The power of a such a solution … is not only in knowing that you can guarantee a certain number of IOPS on each volume, but to pair that with cloud environments to allow the business agility to burst as needed on the storage array the way that cloud environments offer that flexibility for compute.

The rapid and automated provisioning world of the cloud demands that storage companies build APIs rich enough to control every aspect of an array. Building the user interface as a layer on top of the API is a demonstration of API and design maturity that shows a solution is future-proofed against demanding cloud orchestration requirements. Designing the solution to be linearly scalable without artificial breakpoints or step functions in performance keeps the provisioning and growth simple and reliable, shutting out the noisy neighbors once and for all.

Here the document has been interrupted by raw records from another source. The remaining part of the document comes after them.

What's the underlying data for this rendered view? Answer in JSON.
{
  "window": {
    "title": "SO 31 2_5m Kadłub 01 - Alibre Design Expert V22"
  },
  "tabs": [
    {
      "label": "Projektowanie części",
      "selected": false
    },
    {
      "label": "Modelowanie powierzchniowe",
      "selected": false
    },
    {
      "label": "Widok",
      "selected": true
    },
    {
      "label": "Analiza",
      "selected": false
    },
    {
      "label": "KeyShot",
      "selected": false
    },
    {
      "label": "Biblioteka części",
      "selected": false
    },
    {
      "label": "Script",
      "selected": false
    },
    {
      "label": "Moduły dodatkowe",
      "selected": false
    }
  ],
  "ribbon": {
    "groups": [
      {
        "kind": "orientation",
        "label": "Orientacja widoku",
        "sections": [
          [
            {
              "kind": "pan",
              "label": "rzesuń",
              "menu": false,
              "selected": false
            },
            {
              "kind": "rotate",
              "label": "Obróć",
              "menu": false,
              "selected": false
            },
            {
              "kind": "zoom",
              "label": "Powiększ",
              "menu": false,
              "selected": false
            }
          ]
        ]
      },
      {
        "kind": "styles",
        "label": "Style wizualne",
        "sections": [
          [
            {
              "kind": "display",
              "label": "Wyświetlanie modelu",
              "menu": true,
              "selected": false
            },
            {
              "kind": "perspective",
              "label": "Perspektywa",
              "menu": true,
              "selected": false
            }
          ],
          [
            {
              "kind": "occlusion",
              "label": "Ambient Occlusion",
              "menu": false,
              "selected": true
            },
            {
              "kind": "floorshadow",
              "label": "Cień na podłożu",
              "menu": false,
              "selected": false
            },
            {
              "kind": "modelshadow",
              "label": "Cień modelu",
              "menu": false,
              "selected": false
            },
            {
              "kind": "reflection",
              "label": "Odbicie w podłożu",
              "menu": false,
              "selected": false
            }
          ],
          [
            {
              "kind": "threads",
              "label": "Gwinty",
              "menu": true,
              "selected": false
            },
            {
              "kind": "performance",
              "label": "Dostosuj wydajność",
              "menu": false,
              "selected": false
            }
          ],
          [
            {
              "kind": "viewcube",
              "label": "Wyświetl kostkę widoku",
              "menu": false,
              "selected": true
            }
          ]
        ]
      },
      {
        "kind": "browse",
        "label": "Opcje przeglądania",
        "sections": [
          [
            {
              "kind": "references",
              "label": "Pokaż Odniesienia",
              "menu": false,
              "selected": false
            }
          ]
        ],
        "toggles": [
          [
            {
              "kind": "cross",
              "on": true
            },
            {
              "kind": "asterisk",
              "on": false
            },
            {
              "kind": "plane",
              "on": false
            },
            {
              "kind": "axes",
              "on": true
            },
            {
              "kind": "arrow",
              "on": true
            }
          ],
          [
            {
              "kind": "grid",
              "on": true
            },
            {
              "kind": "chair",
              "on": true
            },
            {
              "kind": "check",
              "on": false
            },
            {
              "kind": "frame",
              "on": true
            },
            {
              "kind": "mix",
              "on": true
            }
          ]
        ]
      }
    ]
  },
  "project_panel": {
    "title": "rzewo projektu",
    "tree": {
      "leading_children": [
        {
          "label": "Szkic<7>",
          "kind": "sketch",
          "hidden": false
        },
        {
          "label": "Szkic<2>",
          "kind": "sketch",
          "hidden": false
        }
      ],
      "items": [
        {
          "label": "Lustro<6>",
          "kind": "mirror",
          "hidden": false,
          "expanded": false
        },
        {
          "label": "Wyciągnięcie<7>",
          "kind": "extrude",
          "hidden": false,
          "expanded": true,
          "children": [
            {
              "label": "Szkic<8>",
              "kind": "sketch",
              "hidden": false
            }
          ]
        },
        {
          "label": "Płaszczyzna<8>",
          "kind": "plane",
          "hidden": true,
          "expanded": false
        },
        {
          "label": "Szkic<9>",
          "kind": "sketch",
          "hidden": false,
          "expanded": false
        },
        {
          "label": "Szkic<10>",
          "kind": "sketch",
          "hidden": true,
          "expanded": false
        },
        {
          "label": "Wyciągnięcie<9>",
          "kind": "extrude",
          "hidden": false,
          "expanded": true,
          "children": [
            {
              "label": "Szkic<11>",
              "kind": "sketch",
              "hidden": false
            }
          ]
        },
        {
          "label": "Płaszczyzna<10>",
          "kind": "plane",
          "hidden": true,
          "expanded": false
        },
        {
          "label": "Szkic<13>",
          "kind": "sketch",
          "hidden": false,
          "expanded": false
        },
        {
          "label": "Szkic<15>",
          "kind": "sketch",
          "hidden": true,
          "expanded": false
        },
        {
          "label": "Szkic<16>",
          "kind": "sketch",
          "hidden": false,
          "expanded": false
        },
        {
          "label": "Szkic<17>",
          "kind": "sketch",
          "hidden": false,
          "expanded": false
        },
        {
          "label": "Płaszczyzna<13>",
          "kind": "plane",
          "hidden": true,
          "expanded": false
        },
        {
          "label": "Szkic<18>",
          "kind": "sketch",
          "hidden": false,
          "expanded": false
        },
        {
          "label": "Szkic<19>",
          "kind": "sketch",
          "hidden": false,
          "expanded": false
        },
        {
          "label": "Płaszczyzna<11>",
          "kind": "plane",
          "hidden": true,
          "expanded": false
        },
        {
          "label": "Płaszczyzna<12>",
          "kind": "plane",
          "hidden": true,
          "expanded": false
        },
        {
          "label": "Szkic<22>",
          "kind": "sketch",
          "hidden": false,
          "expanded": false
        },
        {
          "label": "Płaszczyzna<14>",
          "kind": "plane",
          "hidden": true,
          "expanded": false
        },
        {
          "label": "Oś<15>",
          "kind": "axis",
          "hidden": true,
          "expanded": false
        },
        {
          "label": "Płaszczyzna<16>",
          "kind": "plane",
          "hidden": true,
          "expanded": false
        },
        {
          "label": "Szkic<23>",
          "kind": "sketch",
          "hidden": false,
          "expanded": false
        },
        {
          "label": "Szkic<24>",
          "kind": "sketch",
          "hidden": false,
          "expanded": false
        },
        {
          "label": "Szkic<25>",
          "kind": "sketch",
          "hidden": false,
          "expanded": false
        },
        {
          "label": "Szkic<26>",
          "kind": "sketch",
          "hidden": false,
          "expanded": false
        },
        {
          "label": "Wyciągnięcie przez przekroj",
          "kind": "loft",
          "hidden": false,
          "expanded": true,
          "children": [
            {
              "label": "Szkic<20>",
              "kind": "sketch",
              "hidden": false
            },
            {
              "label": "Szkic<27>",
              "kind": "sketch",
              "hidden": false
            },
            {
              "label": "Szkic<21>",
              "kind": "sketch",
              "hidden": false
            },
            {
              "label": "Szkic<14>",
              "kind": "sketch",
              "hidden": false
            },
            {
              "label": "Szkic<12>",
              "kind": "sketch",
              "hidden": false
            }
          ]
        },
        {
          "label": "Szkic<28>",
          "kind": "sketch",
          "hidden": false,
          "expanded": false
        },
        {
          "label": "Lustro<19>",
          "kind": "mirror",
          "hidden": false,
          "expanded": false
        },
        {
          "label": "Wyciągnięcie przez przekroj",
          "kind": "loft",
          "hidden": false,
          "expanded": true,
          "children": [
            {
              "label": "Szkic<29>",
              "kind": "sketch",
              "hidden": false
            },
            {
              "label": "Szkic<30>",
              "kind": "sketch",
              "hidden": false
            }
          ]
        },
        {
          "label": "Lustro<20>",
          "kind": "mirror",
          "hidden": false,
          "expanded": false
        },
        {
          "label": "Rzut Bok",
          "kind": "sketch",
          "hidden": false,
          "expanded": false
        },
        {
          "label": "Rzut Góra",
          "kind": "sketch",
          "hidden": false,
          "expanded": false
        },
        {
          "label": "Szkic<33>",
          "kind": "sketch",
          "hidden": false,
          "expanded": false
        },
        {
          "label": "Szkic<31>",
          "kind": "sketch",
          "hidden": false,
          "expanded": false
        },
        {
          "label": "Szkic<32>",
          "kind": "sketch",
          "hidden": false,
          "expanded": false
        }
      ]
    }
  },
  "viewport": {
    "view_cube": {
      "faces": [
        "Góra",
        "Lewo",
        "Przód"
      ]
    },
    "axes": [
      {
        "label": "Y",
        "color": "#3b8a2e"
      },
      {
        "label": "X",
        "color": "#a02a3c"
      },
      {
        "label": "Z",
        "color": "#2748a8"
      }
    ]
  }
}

via The Problem With Noisy Neighbors in the Cloud – Matthew Wallace – Voices – AllThingsD.

Advanced Volatile Threat (AVT) is an attack on RAM, not on data or programs stored on the system. It’s fast, ephemeral, & hard to detect, according to the article:

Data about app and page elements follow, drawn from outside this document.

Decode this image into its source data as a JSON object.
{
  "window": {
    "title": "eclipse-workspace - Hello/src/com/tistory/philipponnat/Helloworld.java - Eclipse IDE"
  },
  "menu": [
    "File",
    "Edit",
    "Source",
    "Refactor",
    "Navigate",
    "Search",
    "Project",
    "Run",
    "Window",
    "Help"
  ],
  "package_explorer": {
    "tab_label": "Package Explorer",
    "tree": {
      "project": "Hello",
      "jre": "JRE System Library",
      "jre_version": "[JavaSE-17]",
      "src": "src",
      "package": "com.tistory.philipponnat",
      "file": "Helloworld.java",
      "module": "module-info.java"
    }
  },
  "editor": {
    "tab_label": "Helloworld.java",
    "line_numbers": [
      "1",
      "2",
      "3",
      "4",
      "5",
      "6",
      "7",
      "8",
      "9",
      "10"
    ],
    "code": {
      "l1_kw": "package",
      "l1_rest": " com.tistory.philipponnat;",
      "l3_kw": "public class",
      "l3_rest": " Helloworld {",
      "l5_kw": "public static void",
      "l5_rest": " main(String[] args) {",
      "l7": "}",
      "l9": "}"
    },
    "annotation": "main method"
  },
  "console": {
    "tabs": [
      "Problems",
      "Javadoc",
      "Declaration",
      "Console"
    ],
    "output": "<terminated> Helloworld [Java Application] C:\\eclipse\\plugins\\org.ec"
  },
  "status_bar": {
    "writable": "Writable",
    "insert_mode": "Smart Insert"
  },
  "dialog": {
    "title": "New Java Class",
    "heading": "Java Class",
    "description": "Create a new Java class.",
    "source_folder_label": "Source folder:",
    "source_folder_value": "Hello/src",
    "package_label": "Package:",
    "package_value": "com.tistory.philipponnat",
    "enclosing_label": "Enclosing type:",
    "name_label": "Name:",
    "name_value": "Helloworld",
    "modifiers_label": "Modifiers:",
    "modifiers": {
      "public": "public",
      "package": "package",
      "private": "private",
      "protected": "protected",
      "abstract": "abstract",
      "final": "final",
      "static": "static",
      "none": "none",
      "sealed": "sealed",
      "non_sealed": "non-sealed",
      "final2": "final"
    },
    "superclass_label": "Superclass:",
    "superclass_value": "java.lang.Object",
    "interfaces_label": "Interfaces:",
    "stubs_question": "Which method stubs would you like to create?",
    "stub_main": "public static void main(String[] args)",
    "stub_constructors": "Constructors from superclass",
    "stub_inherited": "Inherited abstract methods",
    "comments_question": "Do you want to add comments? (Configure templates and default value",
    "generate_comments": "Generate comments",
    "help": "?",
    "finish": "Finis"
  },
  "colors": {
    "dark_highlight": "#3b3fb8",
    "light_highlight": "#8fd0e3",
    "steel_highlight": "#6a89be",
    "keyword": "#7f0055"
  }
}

And that concern, (John) Prisco (CEO of Triumfant) says, could drive more attackers to drop their APT strategies and turn to AVTs instead. “The AVT is going to be attractive to sophisticated attackers because it’s there, and it’s gone,” he says. AVTs take a bit more effort, Prisco observes, because they only work once, but attackers who are highly concerned about attribution will likely be willing to do the extra work.

Using an AVT is no guarantee against detection, DeMesy says. “Detection of advanced volatile attacks is extremely difficult, even when best practices are followed,” he says. “However, you may be able to detect what the attackers are trying to do. Internal honeypots are an excellent way to entice attackers to reveal their presence. Attackers employing advanced volatile attacks are looking to get in and out of a network quickly, bringing with them as much information as possible, so seemly vulnerable targets, such as a honeypot, are a prime target.”

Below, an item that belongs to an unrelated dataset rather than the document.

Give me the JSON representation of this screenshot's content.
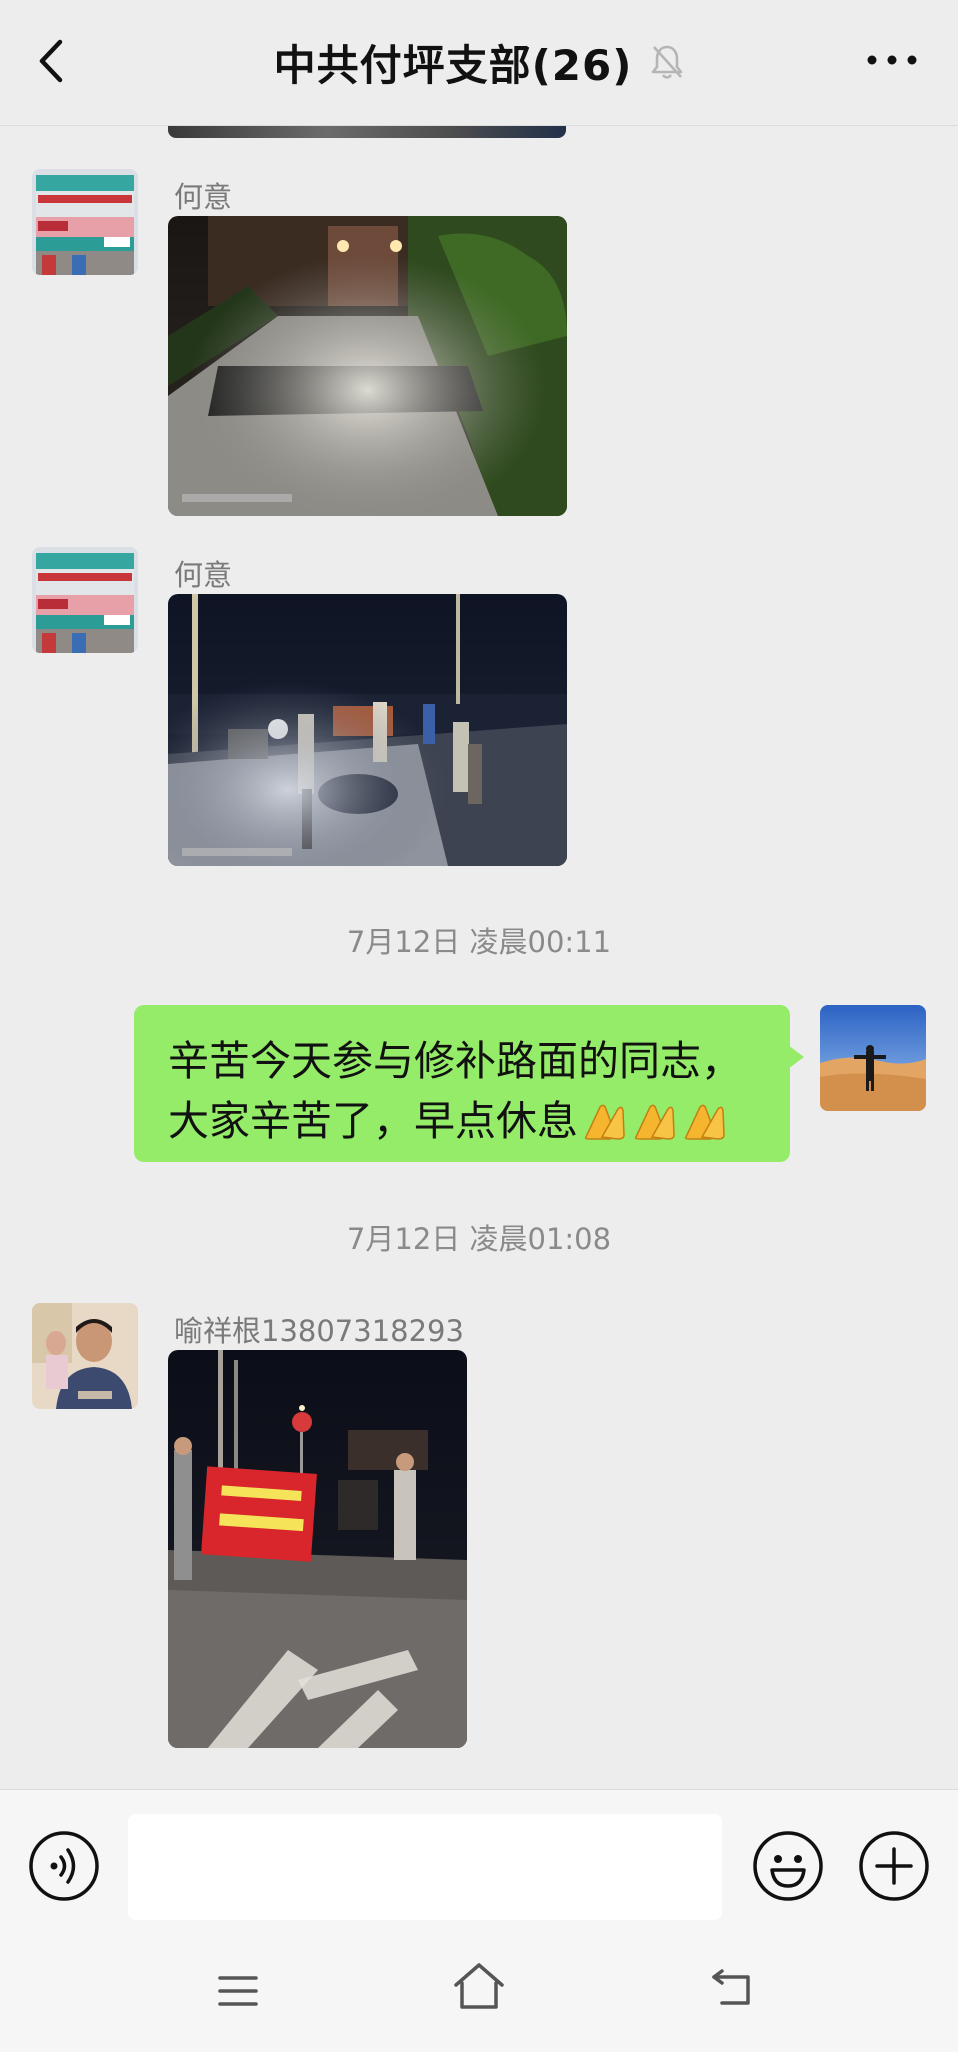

via Move Over, APTs — The RAM-Based Advanced Volatile Threat Is Spinning Up Fast – Dark Reading.

This article from the Houston Chronicle highlights the need for layered security including proper VLAN design to segregate & contain malware as part of security:

Malicious software unintentionally downloaded by offshore oil workers has incapacitated computer networks on some rigs and platforms, exposing gaps in security that could pose serious risks to people and the environment, cybersecurity professionals told the Houston Chronicle.

The worst-case scenario could be catastrophic: A malfunctioning rig and safety systems could cause a well blowout, explosion, oil spill and lost human lives, experts said.

The way the article reads it seems like these platforms have large flat LANs, where employees’ personal equipment is on the same network as the production equipment. I’m a fan of placing SCADA systems in their own VLAN with non-routable IP addressing – Internet and the rest of your local network. Place a physical firewall device between the SCADA LAN and the regular LAN, but lock that firewall down. Selectively open ports for maintenance and restrict when done. Monitor the heck out of the thing.

InfoSec professionals, how would you handle this type of situation?

via Malware on oil rig computers raises security fears – Houston Chronicle.

Folks,

Part of my professional change this year includes looking for a new position with a great company. One of the jobs and employers I am considering is writing for myself.

I’m still thinking this through, then I’ll get advice from friends and family. This could go many different ways. I need more data, so I’ll perform a number of experiments in the coming weeks.

The first experiment starts this week: I’m enabling Google AdSense on this site and probably all of my others. I’m curious what the impact is both financially and from the user experience.

I am not a fan of advertising. I go out of my way to avoid it. This leaves me in a quandary, and opens me up to hypocrisy. I’ll give it 4 to 6 weeks, then re-evaluate.

What are your thoughts? Are you generally pro advertising or do you find it a distraction here and/or the rest of the web?